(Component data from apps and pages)
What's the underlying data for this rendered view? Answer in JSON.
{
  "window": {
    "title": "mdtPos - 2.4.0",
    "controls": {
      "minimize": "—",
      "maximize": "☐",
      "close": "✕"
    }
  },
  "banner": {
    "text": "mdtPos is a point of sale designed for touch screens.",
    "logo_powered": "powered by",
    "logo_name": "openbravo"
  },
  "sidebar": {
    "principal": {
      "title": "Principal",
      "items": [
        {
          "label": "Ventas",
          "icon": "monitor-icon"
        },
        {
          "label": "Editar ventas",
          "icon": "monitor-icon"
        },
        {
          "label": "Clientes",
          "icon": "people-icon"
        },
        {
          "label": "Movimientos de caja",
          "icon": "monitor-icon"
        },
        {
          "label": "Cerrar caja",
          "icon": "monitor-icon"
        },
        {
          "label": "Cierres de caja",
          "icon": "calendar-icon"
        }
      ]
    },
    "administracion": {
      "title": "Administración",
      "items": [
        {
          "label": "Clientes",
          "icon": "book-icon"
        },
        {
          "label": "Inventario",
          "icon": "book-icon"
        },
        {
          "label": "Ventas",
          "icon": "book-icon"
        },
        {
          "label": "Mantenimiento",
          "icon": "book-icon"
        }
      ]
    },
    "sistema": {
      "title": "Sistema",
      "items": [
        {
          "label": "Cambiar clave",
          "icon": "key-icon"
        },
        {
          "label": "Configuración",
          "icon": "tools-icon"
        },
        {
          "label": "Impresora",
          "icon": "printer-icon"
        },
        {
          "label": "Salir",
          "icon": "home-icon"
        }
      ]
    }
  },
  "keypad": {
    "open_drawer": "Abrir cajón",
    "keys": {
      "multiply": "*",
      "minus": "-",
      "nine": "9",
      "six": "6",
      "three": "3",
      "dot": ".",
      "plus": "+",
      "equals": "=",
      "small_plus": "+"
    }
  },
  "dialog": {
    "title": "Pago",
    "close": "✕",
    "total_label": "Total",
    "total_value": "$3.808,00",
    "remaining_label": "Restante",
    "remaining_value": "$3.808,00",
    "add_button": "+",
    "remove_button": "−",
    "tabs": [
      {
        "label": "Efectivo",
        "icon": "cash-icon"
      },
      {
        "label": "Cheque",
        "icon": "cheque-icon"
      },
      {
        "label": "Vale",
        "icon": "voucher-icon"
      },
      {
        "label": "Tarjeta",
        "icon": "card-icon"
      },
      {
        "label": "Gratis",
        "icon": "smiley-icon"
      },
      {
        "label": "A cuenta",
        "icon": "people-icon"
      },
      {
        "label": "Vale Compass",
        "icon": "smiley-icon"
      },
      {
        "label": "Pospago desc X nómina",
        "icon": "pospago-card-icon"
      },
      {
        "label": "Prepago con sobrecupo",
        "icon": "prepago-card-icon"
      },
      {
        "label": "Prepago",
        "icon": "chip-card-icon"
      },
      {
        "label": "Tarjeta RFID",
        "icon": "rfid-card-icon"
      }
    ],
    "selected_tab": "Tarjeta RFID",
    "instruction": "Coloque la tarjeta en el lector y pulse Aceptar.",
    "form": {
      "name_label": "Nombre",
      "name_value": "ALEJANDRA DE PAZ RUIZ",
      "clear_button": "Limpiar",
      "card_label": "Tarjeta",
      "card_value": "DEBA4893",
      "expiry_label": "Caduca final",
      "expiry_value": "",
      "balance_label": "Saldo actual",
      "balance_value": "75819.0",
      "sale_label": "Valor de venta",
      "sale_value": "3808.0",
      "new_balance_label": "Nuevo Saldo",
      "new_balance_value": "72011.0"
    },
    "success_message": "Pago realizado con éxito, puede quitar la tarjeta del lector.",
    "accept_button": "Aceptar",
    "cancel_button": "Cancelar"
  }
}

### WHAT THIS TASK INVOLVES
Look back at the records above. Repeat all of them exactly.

### RESPONSE TO THIS EXERCISE
What's the underlying data for this rendered view? Answer in JSON.
{
  "window": {
    "title": "mdtPos - 2.4.0",
    "controls": {
      "minimize": "—",
      "maximize": "☐",
      "close": "✕"
    }
  },
  "banner": {
    "text": "mdtPos is a point of sale designed for touch screens.",
    "logo_powered": "powered by",
    "logo_name": "openbravo"
  },
  "sidebar": {
    "principal": {
      "title": "Principal",
      "items": [
        {
          "label": "Ventas",
          "icon": "monitor-icon"
        },
        {
          "label": "Editar ventas",
          "icon": "monitor-icon"
        },
        {
          "label": "Clientes",
          "icon": "people-icon"
        },
        {
          "label": "Movimientos de caja",
          "icon": "monitor-icon"
        },
        {
          "label": "Cerrar caja",
          "icon": "monitor-icon"
        },
        {
          "label": "Cierres de caja",
          "icon": "calendar-icon"
        }
      ]
    },
    "administracion": {
      "title": "Administración",
      "items": [
        {
          "label": "Clientes",
          "icon": "book-icon"
        },
        {
          "label": "Inventario",
          "icon": "book-icon"
        },
        {
          "label": "Ventas",
          "icon": "book-icon"
        },
        {
          "label": "Mantenimiento",
          "icon": "book-icon"
        }
      ]
    },
    "sistema": {
      "title": "Sistema",
      "items": [
        {
          "label": "Cambiar clave",
          "icon": "key-icon"
        },
        {
          "label": "Configuración",
          "icon": "tools-icon"
        },
        {
          "label": "Impresora",
          "icon": "printer-icon"
        },
        {
          "label": "Salir",
          "icon": "home-icon"
        }
      ]
    }
  },
  "keypad": {
    "open_drawer": "Abrir cajón",
    "keys": {
      "multiply": "*",
      "minus": "-",
      "nine": "9",
      "six": "6",
      "three": "3",
      "dot": ".",
      "plus": "+",
      "equals": "=",
      "small_plus": "+"
    }
  },
  "dialog": {
    "title": "Pago",
    "close": "✕",
    "total_label": "Total",
    "total_value": "$3.808,00",
    "remaining_label": "Restante",
    "remaining_value": "$3.808,00",
    "add_button": "+",
    "remove_button": "−",
    "tabs": [
      {
        "label": "Efectivo",
        "icon": "cash-icon"
      },
      {
        "label": "Cheque",
        "icon": "cheque-icon"
      },
      {
        "label": "Vale",
        "icon": "voucher-icon"
      },
      {
        "label": "Tarjeta",
        "icon": "card-icon"
      },
      {
        "label": "Gratis",
        "icon": "smiley-icon"
      },
      {
        "label": "A cuenta",
        "icon": "people-icon"
      },
      {
        "label": "Vale Compass",
        "icon": "smiley-icon"
      },
      {
        "label": "Pospago desc X nómina",
        "icon": "pospago-card-icon"
      },
      {
        "label": "Prepago con sobrecupo",
        "icon": "prepago-card-icon"
      },
      {
        "label": "Prepago",
        "icon": "chip-card-icon"
      },
      {
        "label": "Tarjeta RFID",
        "icon": "rfid-card-icon"
      }
    ],
    "selected_tab": "Tarjeta RFID",
    "instruction": "Coloque la tarjeta en el lector y pulse Aceptar.",
    "form": {
      "name_label": "Nombre",
      "name_value": "ALEJANDRA DE PAZ RUIZ",
      "clear_button": "Limpiar",
      "card_label": "Tarjeta",
      "card_value": "DEBA4893",
      "expiry_label": "Caduca final",
      "expiry_value": "",
      "balance_label": "Saldo actual",
      "balance_value": "75819.0",
      "sale_label": "Valor de venta",
      "sale_value": "3808.0",
      "new_balance_label": "Nuevo Saldo",
      "new_balance_value": "72011.0"
    },
    "success_message": "Pago realizado con éxito, puede quitar la tarjeta del lector.",
    "accept_button": "Aceptar",
    "cancel_button": "Cancelar"
  }
}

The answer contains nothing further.